Jim Vivieaere (1947–2011)
By Kathy Zhang
After a long illness, New Zealand-based artist and independent curator James Earnest (Jim) Vivieaere passed away peacefully on June 3 in Auckland surrounded by family and friends. He died at the age of 63. Vivieaere had been a pivotal figure in the New Zealand and Pacific Islands arts community, and was instrumental in raising recognition of Pacific Island artists in New Zealand and abroad. Over the past three decades, he curated major exhibitions and fostered now iconic Pacific artists including Michel Tuffery and Shigeyuki Kihara.
Vivieaere’s curatorial work in the groundbreaking “Bottled Ocean (1994),” the first survey exhibition of Pacific Island contemporary art that first opened at the City Gallery Wellington, and then traveled around New Zealand, subverted institutional conventions that categorized Pacific artists as merely exotic indigenes. “Pacific cultural origins and traditions can be made a source of creative possibilities rather than constraints,” he wrote in the exhibition catalog.
Of Rarotongan origin, Vivieaere was born on September 12, 1947 in the small town of Waipawa, New Zealand. In the late 1960s he attended the Dunedin School of Medicine to begin medical training. Yet as a Polynesian minority faced with everyday racism, he found himself estranged from the predominantly white upper-middle class academia. Vivieaere dropped out, and in 1972 he entered the School of Fine Arts at Canterbury University.
As a Cook Islander brought up away from his heritage—living the early part of his life in places such as Hawke’s Bay, Dunedin, and Coromandel—Vivieaere first encountered Polynesian culture in 1981, when a sojourn in Australia brought him in contact with a Tahitian family in Noosa Heads. It was then his interest in “Pacific Islandness” piqued, and would come to define his work as a curator, artist and mentor.
As an artist, Vivieaere participated in the fourth Noumea Biennial of Contemporary Arts (2000), and in 2007, exhibited in the major exhibition “Le Folauga” at the Auckland Museum, which subsequently traveled to the Kaohsiung Museum of Fine Arts, Taiwan in 2008. Much of his work consists of multimedia and video collages that explore the hybrid identities of contemporary Polynesians. His video installation, This is not an ocean, this is a rented house / this is not a hand, this is a library / this is not the sky, this is a grandfather clock / this is not a child, this is a mirror (2007), displayed at “Le Folauga,” shows a child diving into calm water and swimming away with awkward motions against a threatening soundtrack of surging ocean waves.

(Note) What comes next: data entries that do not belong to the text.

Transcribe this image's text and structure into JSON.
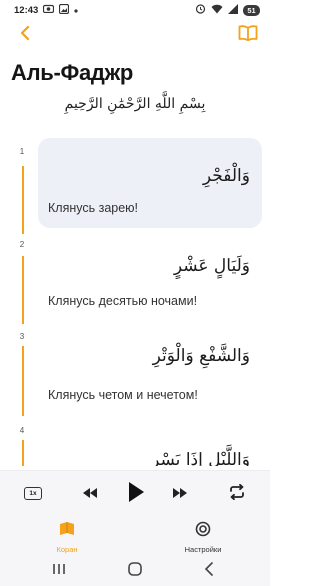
{
  "status_bar": {
    "time": "12:43",
    "battery": "51"
  },
  "header": {
    "title": "Аль-Фаджр",
    "back_icon": "chevron-left-icon",
    "book_icon": "open-book-icon"
  },
  "bismillah": "بِسْمِ اللَّهِ الرَّحْمَٰنِ الرَّحِيمِ",
  "ayahs": [
    {
      "number": "1",
      "arabic": "وَالْفَجْرِ",
      "translation": "Клянусь зарею!",
      "active": true
    },
    {
      "number": "2",
      "arabic": "وَلَيَالٍ عَشْرٍ",
      "translation": "Клянусь десятью ночами!",
      "active": false
    },
    {
      "number": "3",
      "arabic": "وَالشَّفْعِ وَالْوَتْرِ",
      "translation": "Клянусь четом и нечетом!",
      "active": false
    },
    {
      "number": "4",
      "arabic": "وَاللَّيْلِ إِذَا يَسْرِ",
      "translation": "",
      "active": false
    }
  ],
  "player": {
    "speed": "1x",
    "accent_color": "#f3a21a"
  },
  "bottom_nav": {
    "items": [
      {
        "label": "Коран",
        "icon": "quran-book-icon",
        "active": true
      },
      {
        "label": "Настройки",
        "icon": "settings-icon",
        "active": false
      }
    ]
  }
}
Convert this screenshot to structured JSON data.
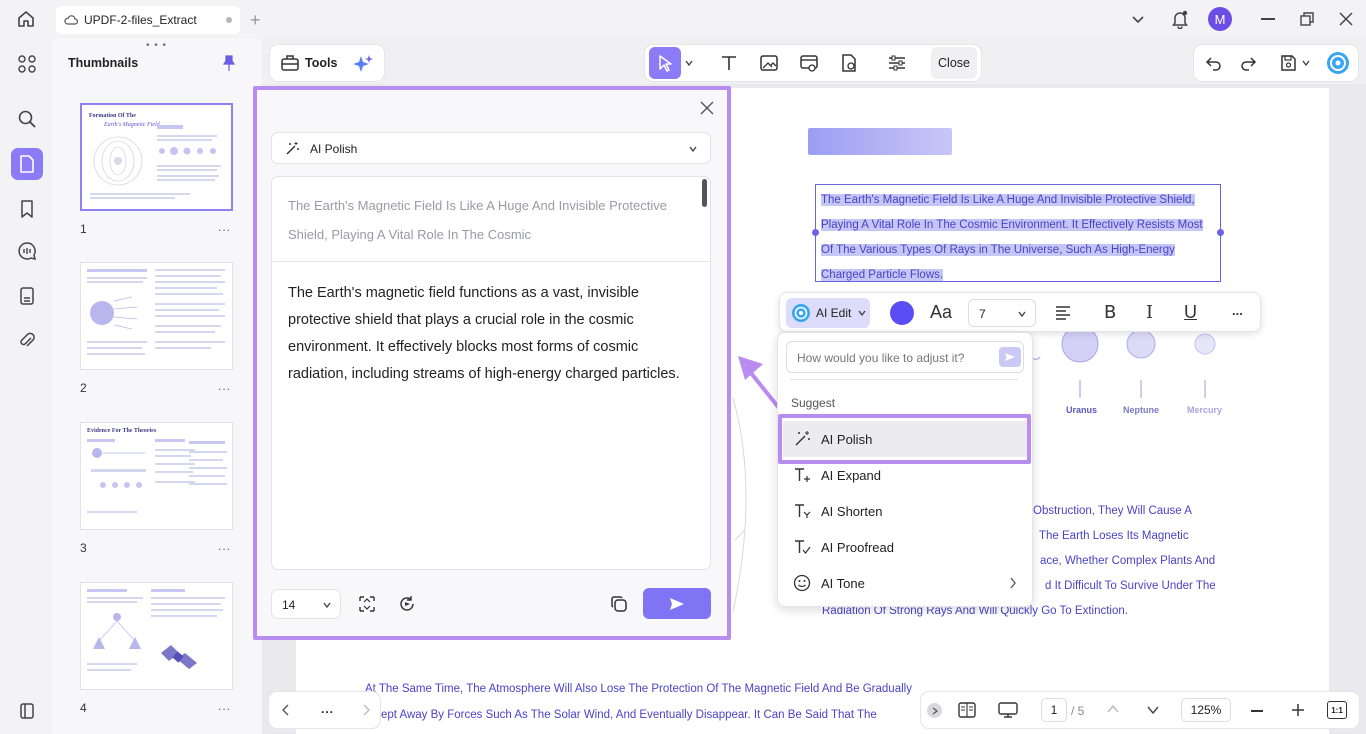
{
  "window": {
    "tab_title": "UPDF-2-files_Extract",
    "avatar_letter": "M"
  },
  "thumbnails": {
    "title": "Thumbnails",
    "pages": [
      {
        "number": "1",
        "more": "...",
        "heading": "Formation Of The",
        "subheading": "Earth's Magnetic Field"
      },
      {
        "number": "2",
        "more": "..."
      },
      {
        "number": "3",
        "more": "...",
        "heading": "Evidence For The Theories"
      },
      {
        "number": "4",
        "more": "..."
      }
    ]
  },
  "toolbar": {
    "tools_label": "Tools",
    "close_label": "Close"
  },
  "ai_panel": {
    "mode_label": "AI Polish",
    "original_text": "The Earth's Magnetic Field Is Like A Huge And Invisible Protective Shield, Playing A Vital Role In The Cosmic",
    "result_text": "The Earth's magnetic field functions as a vast, invisible protective shield that plays a crucial role in the cosmic environment. It effectively blocks most forms of cosmic radiation, including streams of high-energy charged particles.",
    "font_size": "14"
  },
  "document": {
    "selected_text": "The Earth's Magnetic Field Is Like A Huge And Invisible Protective Shield, Playing A Vital Role In The Cosmic Environment. It Effectively Resists Most Of The Various Types Of Rays in The Universe, Such As High-Energy Charged Particle Flows.",
    "planet_labels": [
      "Uranus",
      "Neptune",
      "Mercury"
    ],
    "body_lines": [
      "Obstruction, They Will Cause A",
      "The Earth Loses Its Magnetic",
      "ace, Whether Complex Plants And",
      "d It Difficult To Survive Under The",
      "Radiation Of Strong Rays And Will Quickly Go To Extinction."
    ],
    "bottom_lines": [
      "At The Same Time, The Atmosphere Will Also Lose The Protection Of The Magnetic Field And Be Gradually",
      "Swept Away By Forces Such As The Solar Wind, And Eventually Disappear. It Can Be Said That The"
    ]
  },
  "float_bar": {
    "ai_edit_label": "AI Edit",
    "aa_label": "Aa",
    "size_value": "7",
    "bold": "B",
    "italic": "I",
    "underline": "U",
    "more": "...",
    "color": "#5b4df5"
  },
  "ai_menu": {
    "prompt_placeholder": "How would you like to adjust it?",
    "suggest_label": "Suggest",
    "items": [
      "AI Polish",
      "AI Expand",
      "AI Shorten",
      "AI Proofread",
      "AI Tone"
    ]
  },
  "bottom_nav": {
    "current_page": "1",
    "total_pages": "/ 5",
    "zoom": "125%",
    "fit_label": "1:1",
    "more": "..."
  },
  "colors": {
    "accent": "#8b7cf6",
    "highlight_border": "#b98cf0",
    "selection": "#c4c6f5",
    "link_text": "#4b43c7"
  }
}
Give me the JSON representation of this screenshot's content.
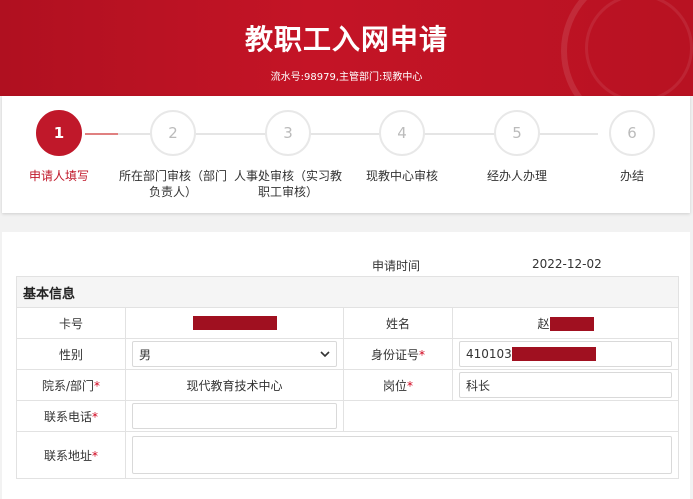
{
  "header": {
    "title": "教职工入网申请",
    "subtitle": "流水号:98979,主管部门:现教中心"
  },
  "steps": [
    {
      "num": "1",
      "label": "申请人填写",
      "active": true
    },
    {
      "num": "2",
      "label": "所在部门审核（部门负责人）",
      "active": false
    },
    {
      "num": "3",
      "label": "人事处审核（实习教职工审核）",
      "active": false
    },
    {
      "num": "4",
      "label": "现教中心审核",
      "active": false
    },
    {
      "num": "5",
      "label": "经办人办理",
      "active": false
    },
    {
      "num": "6",
      "label": "办结",
      "active": false
    }
  ],
  "form": {
    "time_label": "申请时间",
    "time_value": "2022-12-02",
    "section_title": "基本信息",
    "card_label": "卡号",
    "name_label": "姓名",
    "name_value": "赵",
    "gender_label": "性别",
    "gender_value": "男",
    "id_label": "身份证号",
    "id_value": "410103",
    "dept_label": "院系/部门",
    "dept_value": "现代教育技术中心",
    "position_label": "岗位",
    "position_value": "科长",
    "phone_label": "联系电话",
    "phone_value": "",
    "address_label": "联系地址",
    "address_value": "",
    "required_mark": "*",
    "redact_color": "#a01020"
  }
}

Vivieaere’s most significant contribution to New Zealand art, however, remains his curatorial work. In addition to his breakout “Bottled Ocean,” he recently co-curated the exhibition “The Great Journey: In Pursuit of the Ancestral Realm” at the Kaohsiung Museum in 2009, which explored the cross-cultural connections between Taiwan’s indigenous and Pacific Islanders, and featured New Zealand artists Lisa Reihana, Shane Cotton, Virginia King, Greg Semu and Michel Tuffery.
Hundreds gathered at the Fale Pasifika, at the University of Auckland, where funeral services were held on June 12. Before his death, Vivieaere had been planning an autobiographical installation Oceans In Us that would represent a personal voyage over water, bringing together all the cities he had visited and the people he had met over the years—sadly, an unrealized project. Yet, as friends and loved ones spoke about him, and Pasifika artists danced in commemoration of a leader in the Aotearoa and international art community, the funeral memorialized the artist-curator’s lifetime achievements, while bringing together people who had shared his life’s journey—much in the way he wished Oceans In Us would.